» EXERCISE AIM
Whatever appears in the records, retype it exactly, except for the pictures.

» MATERIAL FOR THIS TASK
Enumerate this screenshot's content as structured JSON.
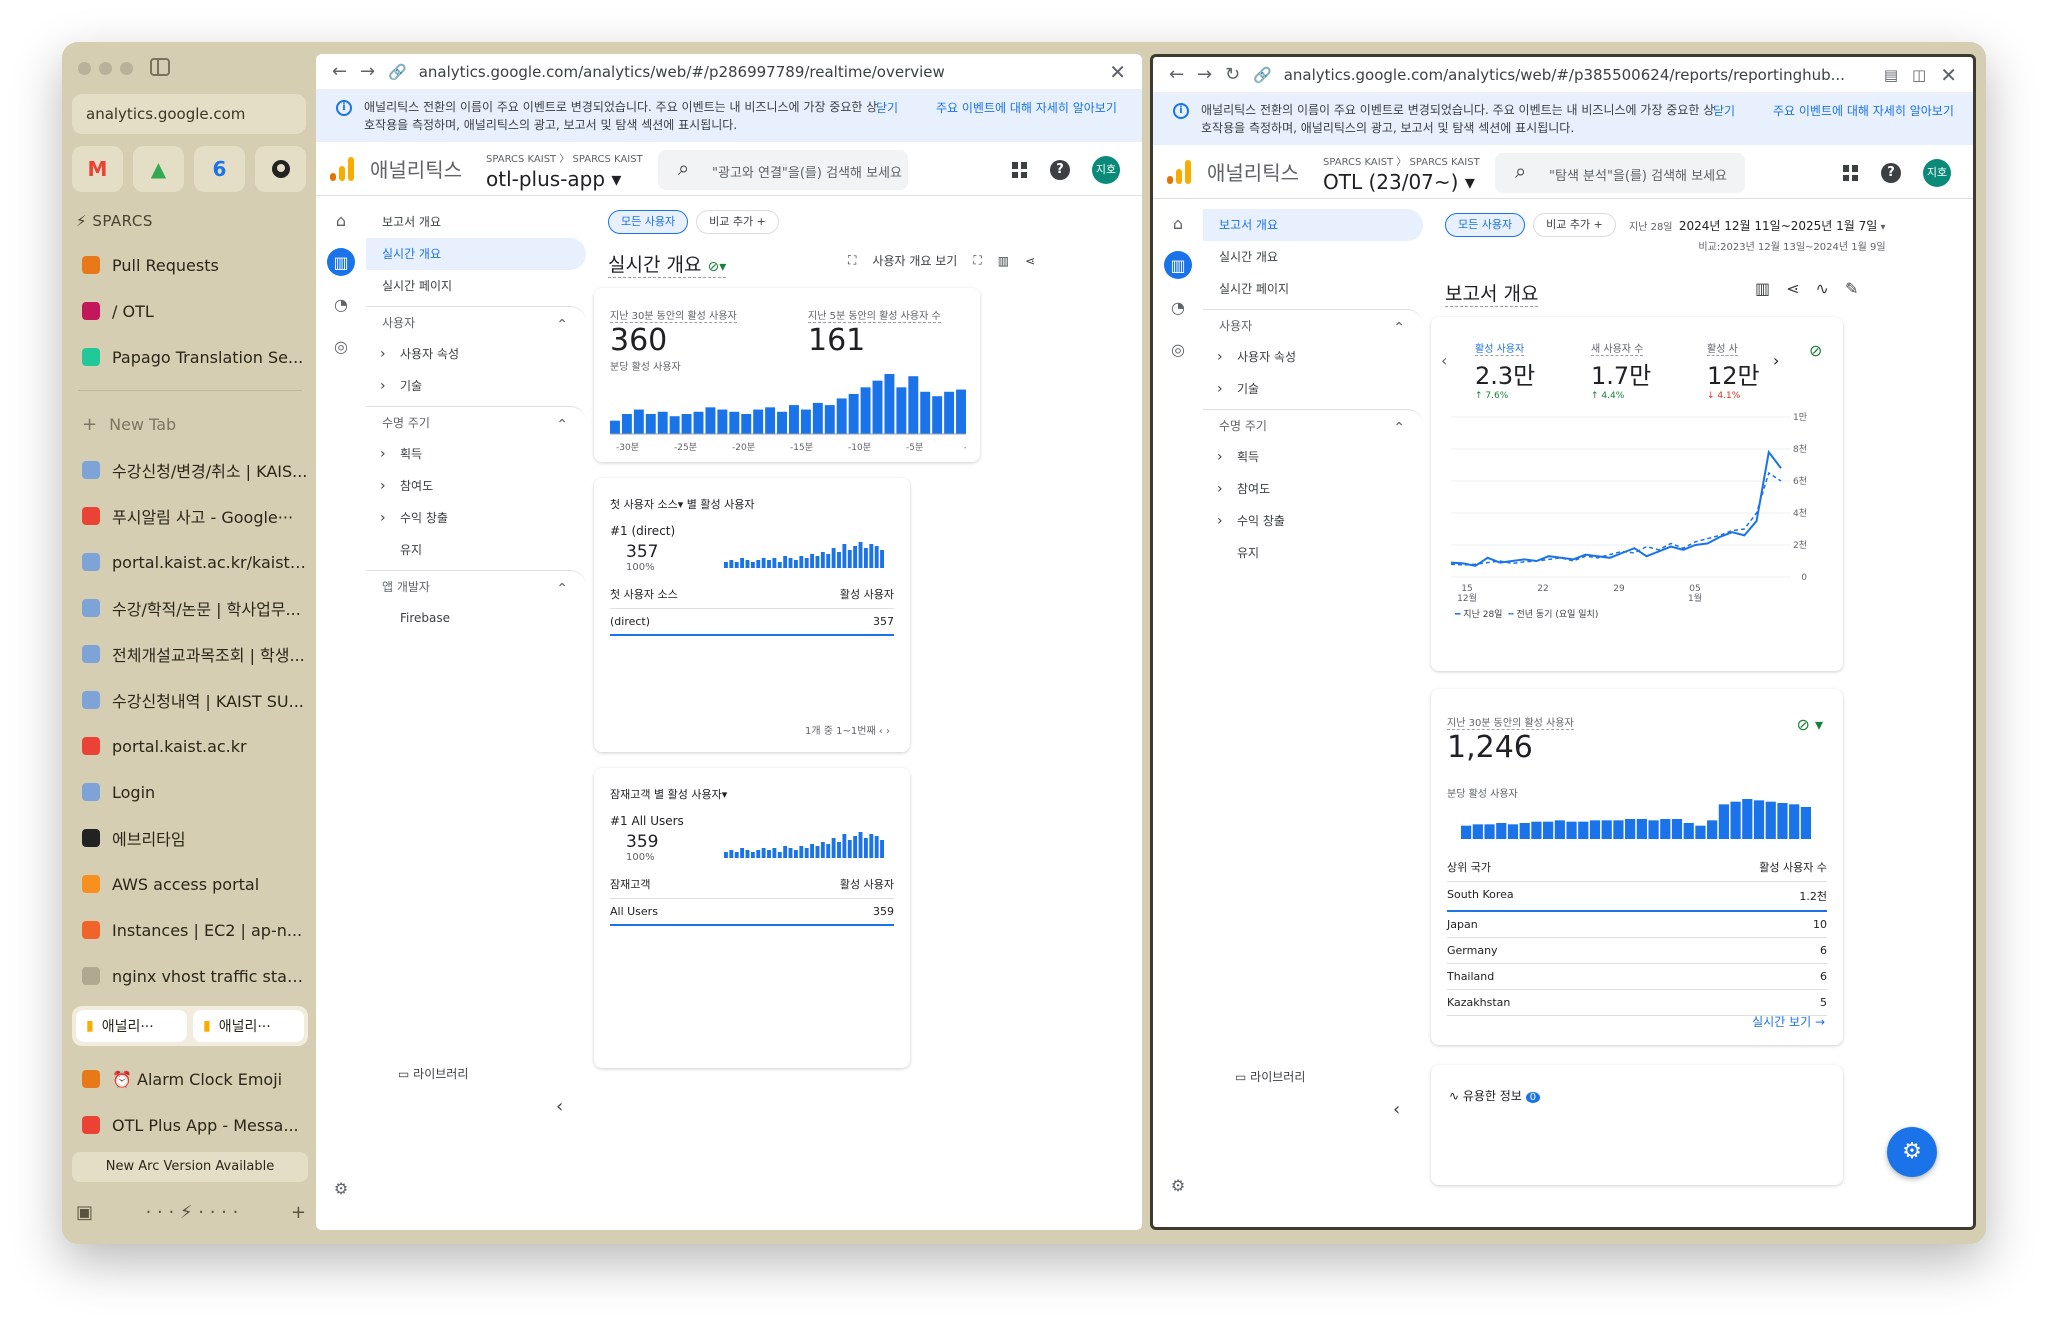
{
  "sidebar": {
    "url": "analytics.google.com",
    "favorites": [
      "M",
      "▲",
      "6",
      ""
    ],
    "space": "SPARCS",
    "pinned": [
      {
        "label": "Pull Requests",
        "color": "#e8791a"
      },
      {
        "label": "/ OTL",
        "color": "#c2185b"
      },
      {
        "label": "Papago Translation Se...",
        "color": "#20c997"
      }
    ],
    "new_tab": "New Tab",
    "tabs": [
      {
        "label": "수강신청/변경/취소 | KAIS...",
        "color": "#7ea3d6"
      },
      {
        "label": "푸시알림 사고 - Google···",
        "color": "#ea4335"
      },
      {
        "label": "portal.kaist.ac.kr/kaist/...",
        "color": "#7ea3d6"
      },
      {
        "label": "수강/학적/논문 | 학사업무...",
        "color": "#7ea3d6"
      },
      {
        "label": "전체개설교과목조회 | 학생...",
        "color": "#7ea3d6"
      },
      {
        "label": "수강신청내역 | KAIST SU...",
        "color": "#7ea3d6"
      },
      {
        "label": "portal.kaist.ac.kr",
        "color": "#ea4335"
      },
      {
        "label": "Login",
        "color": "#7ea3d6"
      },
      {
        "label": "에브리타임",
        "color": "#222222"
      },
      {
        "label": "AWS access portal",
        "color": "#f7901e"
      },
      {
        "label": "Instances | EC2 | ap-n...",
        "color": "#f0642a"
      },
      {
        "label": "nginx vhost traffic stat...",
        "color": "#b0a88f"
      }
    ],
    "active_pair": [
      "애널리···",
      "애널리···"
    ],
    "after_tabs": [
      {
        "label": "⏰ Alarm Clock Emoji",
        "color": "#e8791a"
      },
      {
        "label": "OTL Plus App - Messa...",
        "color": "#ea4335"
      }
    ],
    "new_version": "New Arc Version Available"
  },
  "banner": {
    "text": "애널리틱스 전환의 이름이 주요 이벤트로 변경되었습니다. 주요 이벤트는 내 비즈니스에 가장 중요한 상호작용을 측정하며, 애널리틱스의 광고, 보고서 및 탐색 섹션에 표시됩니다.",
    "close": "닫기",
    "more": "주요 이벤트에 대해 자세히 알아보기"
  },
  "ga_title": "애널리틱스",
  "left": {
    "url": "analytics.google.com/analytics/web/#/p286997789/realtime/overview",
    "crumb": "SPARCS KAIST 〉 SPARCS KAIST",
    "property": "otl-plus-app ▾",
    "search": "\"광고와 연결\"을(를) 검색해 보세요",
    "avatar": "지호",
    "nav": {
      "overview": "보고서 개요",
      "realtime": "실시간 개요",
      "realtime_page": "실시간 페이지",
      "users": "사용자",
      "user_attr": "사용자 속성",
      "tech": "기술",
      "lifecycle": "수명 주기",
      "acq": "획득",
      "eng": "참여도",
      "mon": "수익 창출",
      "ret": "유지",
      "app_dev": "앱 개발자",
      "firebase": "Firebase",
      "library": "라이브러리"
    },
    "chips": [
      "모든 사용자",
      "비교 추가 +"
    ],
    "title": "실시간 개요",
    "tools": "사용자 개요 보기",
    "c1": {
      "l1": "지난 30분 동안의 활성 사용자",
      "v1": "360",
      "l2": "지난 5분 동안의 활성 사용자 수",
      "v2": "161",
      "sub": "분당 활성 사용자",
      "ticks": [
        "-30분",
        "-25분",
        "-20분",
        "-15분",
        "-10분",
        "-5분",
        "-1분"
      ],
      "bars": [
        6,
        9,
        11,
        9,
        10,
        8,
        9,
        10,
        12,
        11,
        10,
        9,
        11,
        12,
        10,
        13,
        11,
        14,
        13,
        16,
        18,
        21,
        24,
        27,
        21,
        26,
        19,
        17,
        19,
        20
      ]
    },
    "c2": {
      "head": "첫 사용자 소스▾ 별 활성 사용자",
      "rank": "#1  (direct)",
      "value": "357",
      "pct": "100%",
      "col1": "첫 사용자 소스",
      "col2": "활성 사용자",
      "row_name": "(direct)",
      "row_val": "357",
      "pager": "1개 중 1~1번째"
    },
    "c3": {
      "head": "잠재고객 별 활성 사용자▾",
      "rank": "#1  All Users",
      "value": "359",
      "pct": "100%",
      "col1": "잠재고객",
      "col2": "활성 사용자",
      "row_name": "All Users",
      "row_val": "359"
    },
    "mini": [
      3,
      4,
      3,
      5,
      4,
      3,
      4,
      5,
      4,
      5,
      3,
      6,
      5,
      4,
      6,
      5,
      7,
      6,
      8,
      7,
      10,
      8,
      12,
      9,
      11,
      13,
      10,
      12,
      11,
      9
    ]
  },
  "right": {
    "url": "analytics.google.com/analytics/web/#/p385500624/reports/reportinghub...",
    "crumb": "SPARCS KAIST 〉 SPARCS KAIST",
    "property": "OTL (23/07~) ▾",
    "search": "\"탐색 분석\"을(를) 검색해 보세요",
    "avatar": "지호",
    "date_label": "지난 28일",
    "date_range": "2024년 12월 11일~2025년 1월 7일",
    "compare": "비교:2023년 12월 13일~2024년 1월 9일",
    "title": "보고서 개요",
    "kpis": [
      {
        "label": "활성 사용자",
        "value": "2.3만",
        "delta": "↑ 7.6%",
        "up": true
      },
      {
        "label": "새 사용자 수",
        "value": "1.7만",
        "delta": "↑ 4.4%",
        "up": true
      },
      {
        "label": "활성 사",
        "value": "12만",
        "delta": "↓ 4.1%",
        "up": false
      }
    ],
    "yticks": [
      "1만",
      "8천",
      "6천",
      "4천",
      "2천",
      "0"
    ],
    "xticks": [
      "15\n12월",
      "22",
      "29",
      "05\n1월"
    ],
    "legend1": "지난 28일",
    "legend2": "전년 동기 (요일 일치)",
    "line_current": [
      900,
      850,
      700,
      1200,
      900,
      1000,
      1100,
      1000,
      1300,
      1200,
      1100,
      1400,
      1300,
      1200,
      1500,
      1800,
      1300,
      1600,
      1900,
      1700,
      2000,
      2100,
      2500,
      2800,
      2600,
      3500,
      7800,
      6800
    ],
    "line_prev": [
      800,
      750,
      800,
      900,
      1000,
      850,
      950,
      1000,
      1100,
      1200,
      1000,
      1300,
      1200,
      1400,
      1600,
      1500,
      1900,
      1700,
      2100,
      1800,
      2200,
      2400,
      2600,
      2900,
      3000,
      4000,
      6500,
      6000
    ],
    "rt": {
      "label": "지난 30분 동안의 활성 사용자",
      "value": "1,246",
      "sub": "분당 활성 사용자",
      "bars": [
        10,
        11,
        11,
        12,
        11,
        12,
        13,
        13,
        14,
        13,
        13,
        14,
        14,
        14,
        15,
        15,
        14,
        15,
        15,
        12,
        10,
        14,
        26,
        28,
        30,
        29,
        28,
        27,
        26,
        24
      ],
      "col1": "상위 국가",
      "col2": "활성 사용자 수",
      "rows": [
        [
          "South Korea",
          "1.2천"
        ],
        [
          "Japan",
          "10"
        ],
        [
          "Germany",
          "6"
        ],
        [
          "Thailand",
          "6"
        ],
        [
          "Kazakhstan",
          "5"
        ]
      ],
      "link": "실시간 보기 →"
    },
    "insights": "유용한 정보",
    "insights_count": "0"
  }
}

» ANSWER TO THE PROBLEM
Enumerate this screenshot's content as structured JSON.
{
  "sidebar": {
    "url": "analytics.google.com",
    "favorites": [
      "M",
      "▲",
      "6",
      ""
    ],
    "space": "SPARCS",
    "pinned": [
      {
        "label": "Pull Requests",
        "color": "#e8791a"
      },
      {
        "label": "/ OTL",
        "color": "#c2185b"
      },
      {
        "label": "Papago Translation Se...",
        "color": "#20c997"
      }
    ],
    "new_tab": "New Tab",
    "tabs": [
      {
        "label": "수강신청/변경/취소 | KAIS...",
        "color": "#7ea3d6"
      },
      {
        "label": "푸시알림 사고 - Google···",
        "color": "#ea4335"
      },
      {
        "label": "portal.kaist.ac.kr/kaist/...",
        "color": "#7ea3d6"
      },
      {
        "label": "수강/학적/논문 | 학사업무...",
        "color": "#7ea3d6"
      },
      {
        "label": "전체개설교과목조회 | 학생...",
        "color": "#7ea3d6"
      },
      {
        "label": "수강신청내역 | KAIST SU...",
        "color": "#7ea3d6"
      },
      {
        "label": "portal.kaist.ac.kr",
        "color": "#ea4335"
      },
      {
        "label": "Login",
        "color": "#7ea3d6"
      },
      {
        "label": "에브리타임",
        "color": "#222222"
      },
      {
        "label": "AWS access portal",
        "color": "#f7901e"
      },
      {
        "label": "Instances | EC2 | ap-n...",
        "color": "#f0642a"
      },
      {
        "label": "nginx vhost traffic stat...",
        "color": "#b0a88f"
      }
    ],
    "active_pair": [
      "애널리···",
      "애널리···"
    ],
    "after_tabs": [
      {
        "label": "⏰ Alarm Clock Emoji",
        "color": "#e8791a"
      },
      {
        "label": "OTL Plus App - Messa...",
        "color": "#ea4335"
      }
    ],
    "new_version": "New Arc Version Available"
  },
  "banner": {
    "text": "애널리틱스 전환의 이름이 주요 이벤트로 변경되었습니다. 주요 이벤트는 내 비즈니스에 가장 중요한 상호작용을 측정하며, 애널리틱스의 광고, 보고서 및 탐색 섹션에 표시됩니다.",
    "close": "닫기",
    "more": "주요 이벤트에 대해 자세히 알아보기"
  },
  "ga_title": "애널리틱스",
  "left": {
    "url": "analytics.google.com/analytics/web/#/p286997789/realtime/overview",
    "crumb": "SPARCS KAIST 〉 SPARCS KAIST",
    "property": "otl-plus-app ▾",
    "search": "\"광고와 연결\"을(를) 검색해 보세요",
    "avatar": "지호",
    "nav": {
      "overview": "보고서 개요",
      "realtime": "실시간 개요",
      "realtime_page": "실시간 페이지",
      "users": "사용자",
      "user_attr": "사용자 속성",
      "tech": "기술",
      "lifecycle": "수명 주기",
      "acq": "획득",
      "eng": "참여도",
      "mon": "수익 창출",
      "ret": "유지",
      "app_dev": "앱 개발자",
      "firebase": "Firebase",
      "library": "라이브러리"
    },
    "chips": [
      "모든 사용자",
      "비교 추가 +"
    ],
    "title": "실시간 개요",
    "tools": "사용자 개요 보기",
    "c1": {
      "l1": "지난 30분 동안의 활성 사용자",
      "v1": "360",
      "l2": "지난 5분 동안의 활성 사용자 수",
      "v2": "161",
      "sub": "분당 활성 사용자",
      "ticks": [
        "-30분",
        "-25분",
        "-20분",
        "-15분",
        "-10분",
        "-5분",
        "-1분"
      ],
      "bars": [
        6,
        9,
        11,
        9,
        10,
        8,
        9,
        10,
        12,
        11,
        10,
        9,
        11,
        12,
        10,
        13,
        11,
        14,
        13,
        16,
        18,
        21,
        24,
        27,
        21,
        26,
        19,
        17,
        19,
        20
      ]
    },
    "c2": {
      "head": "첫 사용자 소스▾ 별 활성 사용자",
      "rank": "#1  (direct)",
      "value": "357",
      "pct": "100%",
      "col1": "첫 사용자 소스",
      "col2": "활성 사용자",
      "row_name": "(direct)",
      "row_val": "357",
      "pager": "1개 중 1~1번째"
    },
    "c3": {
      "head": "잠재고객 별 활성 사용자▾",
      "rank": "#1  All Users",
      "value": "359",
      "pct": "100%",
      "col1": "잠재고객",
      "col2": "활성 사용자",
      "row_name": "All Users",
      "row_val": "359"
    },
    "mini": [
      3,
      4,
      3,
      5,
      4,
      3,
      4,
      5,
      4,
      5,
      3,
      6,
      5,
      4,
      6,
      5,
      7,
      6,
      8,
      7,
      10,
      8,
      12,
      9,
      11,
      13,
      10,
      12,
      11,
      9
    ]
  },
  "right": {
    "url": "analytics.google.com/analytics/web/#/p385500624/reports/reportinghub...",
    "crumb": "SPARCS KAIST 〉 SPARCS KAIST",
    "property": "OTL (23/07~) ▾",
    "search": "\"탐색 분석\"을(를) 검색해 보세요",
    "avatar": "지호",
    "date_label": "지난 28일",
    "date_range": "2024년 12월 11일~2025년 1월 7일",
    "compare": "비교:2023년 12월 13일~2024년 1월 9일",
    "title": "보고서 개요",
    "kpis": [
      {
        "label": "활성 사용자",
        "value": "2.3만",
        "delta": "↑ 7.6%",
        "up": true
      },
      {
        "label": "새 사용자 수",
        "value": "1.7만",
        "delta": "↑ 4.4%",
        "up": true
      },
      {
        "label": "활성 사",
        "value": "12만",
        "delta": "↓ 4.1%",
        "up": false
      }
    ],
    "yticks": [
      "1만",
      "8천",
      "6천",
      "4천",
      "2천",
      "0"
    ],
    "xticks": [
      "15\n12월",
      "22",
      "29",
      "05\n1월"
    ],
    "legend1": "지난 28일",
    "legend2": "전년 동기 (요일 일치)",
    "line_current": [
      900,
      850,
      700,
      1200,
      900,
      1000,
      1100,
      1000,
      1300,
      1200,
      1100,
      1400,
      1300,
      1200,
      1500,
      1800,
      1300,
      1600,
      1900,
      1700,
      2000,
      2100,
      2500,
      2800,
      2600,
      3500,
      7800,
      6800
    ],
    "line_prev": [
      800,
      750,
      800,
      900,
      1000,
      850,
      950,
      1000,
      1100,
      1200,
      1000,
      1300,
      1200,
      1400,
      1600,
      1500,
      1900,
      1700,
      2100,
      1800,
      2200,
      2400,
      2600,
      2900,
      3000,
      4000,
      6500,
      6000
    ],
    "rt": {
      "label": "지난 30분 동안의 활성 사용자",
      "value": "1,246",
      "sub": "분당 활성 사용자",
      "bars": [
        10,
        11,
        11,
        12,
        11,
        12,
        13,
        13,
        14,
        13,
        13,
        14,
        14,
        14,
        15,
        15,
        14,
        15,
        15,
        12,
        10,
        14,
        26,
        28,
        30,
        29,
        28,
        27,
        26,
        24
      ],
      "col1": "상위 국가",
      "col2": "활성 사용자 수",
      "rows": [
        [
          "South Korea",
          "1.2천"
        ],
        [
          "Japan",
          "10"
        ],
        [
          "Germany",
          "6"
        ],
        [
          "Thailand",
          "6"
        ],
        [
          "Kazakhstan",
          "5"
        ]
      ],
      "link": "실시간 보기 →"
    },
    "insights": "유용한 정보",
    "insights_count": "0"
  }
}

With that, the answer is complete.